ASU President Michael Crow Weighs In On Brnovich Tuition Lawsuit
Gov. Doug Ducey has weighed in on a feud between the state attorney general, Mark Brnovich, and the state university system.
Last week, Brnovich sued the state Board of Regents for raising tuition at the three state universities to an unconstitutional level over the past 15 years. But the governor defended ASU on Thursday and said that our state’s universities are accessible and affordable.
“It just got named by U.S. News and World Report as the No. 1 most innovative university in the country, beating out MIT and Stanford. So by those metrics, I think you would say these universities are oases of excellence. And they are also quite a value," Ducey said.
But Attorney General Brnovich said on The Show this week that they are not following the law that requires costs to attend Arizona State University, the University of Arizona and Northern Arizona University to be “as nearly free as possible.”
“When we see these buildings going up, and the universities buying property and they’re paying bonuses, so, all the sudden, then you say, well if you’re a fiscal conservative, you start saying, well what are the universities spending their money on? What is driving these costs? And shouldn’t somebody be taking a look at it?” Brnovich asked.

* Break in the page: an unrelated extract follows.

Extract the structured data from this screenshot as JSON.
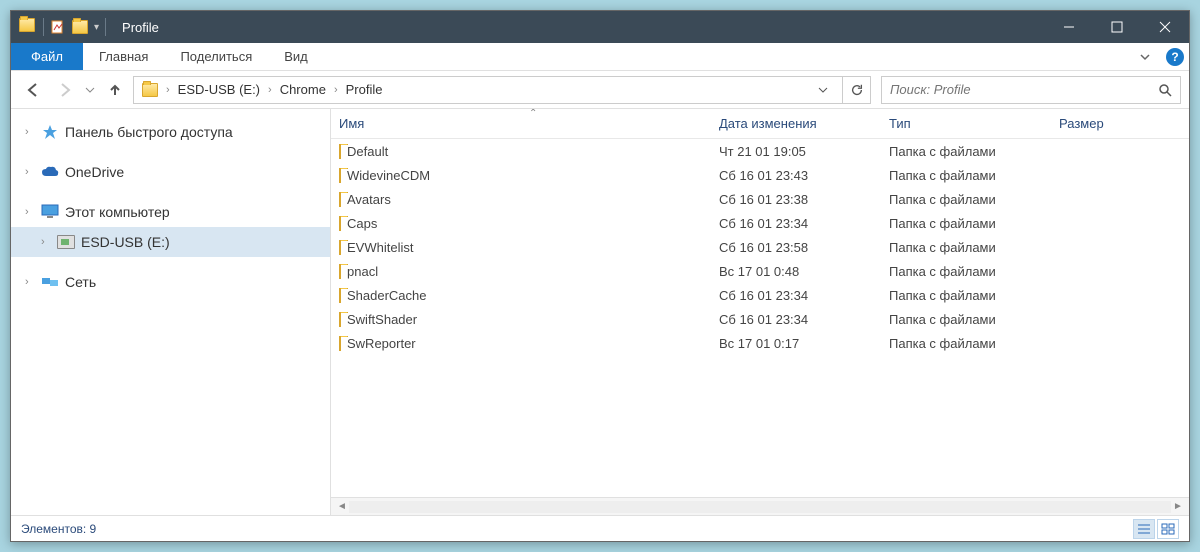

I sat down with ASU President Michael Crow to talk more about this and about the attorney general’s decision to also sue over the university's decision to offer in-state tuition to so-called "DREAMers."